Cayman Catboat Setting Sail for London
By: Simon Boxall20 February, 2008
Plant lovers in the United Kingdom may soon get a first hand look at Cayman Islands traditional sailing vessel the catboat. Mr. Kem Jackson of the Cayman Maritime Heritage Foundation has been building a six foot replica that will form part of a display of Cayman plants that will head over to London for one of the most prestigious flower shows in the world.
Kem Jackson works on the 6 foot model of a Catboat which will form part of a display of traditional Cayman Islands Plants at the Chelsea Flower Show. Photo: Stephen Clarke

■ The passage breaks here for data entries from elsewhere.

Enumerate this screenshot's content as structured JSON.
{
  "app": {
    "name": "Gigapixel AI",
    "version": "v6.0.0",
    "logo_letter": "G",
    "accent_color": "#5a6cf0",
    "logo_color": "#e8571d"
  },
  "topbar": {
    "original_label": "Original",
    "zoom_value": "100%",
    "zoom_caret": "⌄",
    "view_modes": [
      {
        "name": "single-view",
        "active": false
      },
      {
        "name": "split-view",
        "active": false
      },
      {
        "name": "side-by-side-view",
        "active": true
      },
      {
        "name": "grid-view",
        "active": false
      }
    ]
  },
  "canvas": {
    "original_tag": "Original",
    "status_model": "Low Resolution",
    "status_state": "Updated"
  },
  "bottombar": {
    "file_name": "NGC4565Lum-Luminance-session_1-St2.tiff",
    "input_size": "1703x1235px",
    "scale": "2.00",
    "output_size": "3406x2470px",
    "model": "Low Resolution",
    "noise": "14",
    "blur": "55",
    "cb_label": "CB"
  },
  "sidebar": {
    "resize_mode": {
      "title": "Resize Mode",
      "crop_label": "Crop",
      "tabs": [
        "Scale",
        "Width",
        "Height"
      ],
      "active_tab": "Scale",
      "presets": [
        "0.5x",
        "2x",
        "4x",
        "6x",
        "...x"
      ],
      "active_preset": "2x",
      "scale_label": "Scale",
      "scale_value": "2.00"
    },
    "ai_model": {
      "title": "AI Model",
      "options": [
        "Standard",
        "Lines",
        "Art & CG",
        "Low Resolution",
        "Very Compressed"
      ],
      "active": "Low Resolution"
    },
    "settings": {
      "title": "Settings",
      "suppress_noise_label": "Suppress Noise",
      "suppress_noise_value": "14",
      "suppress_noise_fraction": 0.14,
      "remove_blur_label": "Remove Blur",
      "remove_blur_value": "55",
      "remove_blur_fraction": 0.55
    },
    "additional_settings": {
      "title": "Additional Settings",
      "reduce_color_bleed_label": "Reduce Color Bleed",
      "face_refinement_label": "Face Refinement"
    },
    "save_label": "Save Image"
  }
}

John Lawrus of the Queen Elizabeth 2nd Botanic Park has been tasked with designing and setting up the exhibit. ‘The Chelsea Garden Show is probably the biggest, if not the most well-known garden show in the world. It is highly prestigious and is visited by approximately 160 thousand people over a period of five days.’
Kem Jackson has played a key role in preventing the historic sailing vessel from going extinct. Over the years he has painstakingly restored a number of old boats that were recovered from yards, sheds and some that were lying abandoned in the bushes in various locations around the Island.
At one time the catboat was perhaps the most widely used method of transport and played a key role in the turtle fishing industry. Turtle hunting was the mainstay of the Cayman economy for hundreds of years and for part of that time, the catboat was the ‘work horse’ that was used for clearing and setting the nets.
Discussing the model he is building for the Chelsea Flower Show, Kem Jackson explained that the easiest part is now done and the hard part is coming. ‘The main body of the hull is built, but I’ve got to put the rails around it, what they call the gunnel, the rippling piece and the step for the mast. I also have to build the seats and I plan to include the paddles (oars) and a water glass (a box that can be used for examining the underwater environment) and a striker (a ten foot long pole with two points, often used for picking up conch shells from the sea bed).’
John Lawrus outlined that the display will focus on the theme of a traditional Cayman sand garden. ‘I thought it was really important to incorporate the maritime heritage and we are also including the façade of a traditional Caymanian house, with a pathway lined with conch shells. The display of plants and flowers will cover a total area of 16 by 12 feet and the whole lot will be air freighted to London by British Airways.’
The Chelsea Flower Show begins on May 20th and runs through to the 24th.
‘We were fortunate to be included. You typically have to compete in numerous smaller events before you can be deemed worthy of a place in the Chelsea Flower Show. It is highly competitive; somehow the Department of Tourism London Office secured a place for the Cayman Islands at the show.’